    protected StreamFactoryInterface $streamFactory;
  
    protected RequestFactoryInterface $requestFactory;
}

Now if you have read any of my other posts, or used any of my packages, or seen my posts on twitter, you will know I am a huge fan of named constructors.

<?php

final protected function __construct(
  ClientInterface $client,
  RequestFactoryInterface $requestFactory,
  StreamFactoryInterface $streamFactory
) {
    $this->client = $client;
    $this->requestFactory = $requestFactory;
    $this->streamFactory = $streamFactory;
}

public static function build(
  ClientInterface $client,
  RequestFactoryInterface $requestFactory,
  StreamFactoryInterface $streamFactory
): self {
  return new static(
    $client,
    $requestFactory,
    $streamFactory
  );
}

This gives us a good starting point to begin with, from here we can implement our helper methods for making requests and encoding json. Our helper methods follow a typical pattern of, take a URL and an optional body as an array - making sure that we return a PSR-7 compliant Response (but that it typically down to the client library we inject). Here is an example of the post request:

<?php

...
use \JsonException;
use Psr\Http\Message\ResponseInterface;
use JustSteveKing\HttpSlim\Exceptions\RequestError;
...
  

public function post(string $uri, array $body): ResponseInterface
{
    // build out json body content
    try {
        $content = $this->encodeJson($body);
    } catch (JsonException $exception) {
        throw RequestError::invalidJson($exception); 
    }
  
    $request = $this->requestFactory->createRequest('POST', $uri)
            ->withAddedHeader('Content-Type', 'application/json')
            ->withBody($this->streamFactory->createStream($content));

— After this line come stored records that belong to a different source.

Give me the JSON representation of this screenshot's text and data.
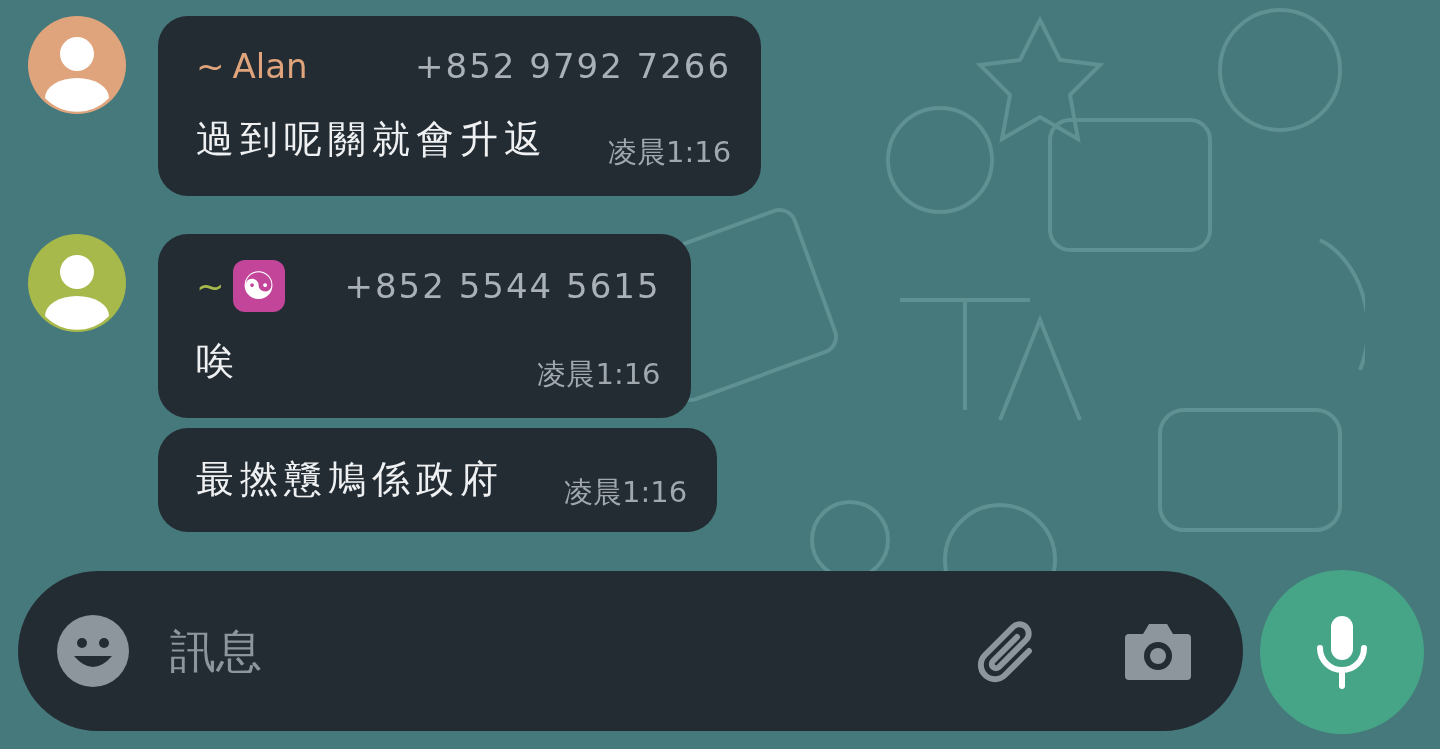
{
  "messages": [
    {
      "sender": {
        "tilde": "~",
        "name": "Alan",
        "kind": "text"
      },
      "color": "#e0a47c",
      "phone": "+852 9792 7266",
      "text": "過到呢關就會升返",
      "time": "凌晨1:16"
    },
    {
      "sender": {
        "tilde": "~",
        "name": "☯",
        "kind": "emoji"
      },
      "color": "#a8b94c",
      "phone": "+852 5544 5615",
      "text": "唉",
      "time": "凌晨1:16"
    },
    {
      "text": "最撚戇鳩係政府",
      "time": "凌晨1:16"
    }
  ],
  "composer": {
    "placeholder": "訊息"
  }
}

        return $this->client->sendRequest($request);
}

Our encodeJson method simply returns a json encoded version of the passed through array.

This is just one adventure into embracing PSRs, but I have thoroughly enjoyed it so far! Please drop me a tweet if you have found this useful at all, or if you find an issue - feel free to drop an issue on the GitHub repo

© 2020 Steve McDougall. All rights reserved.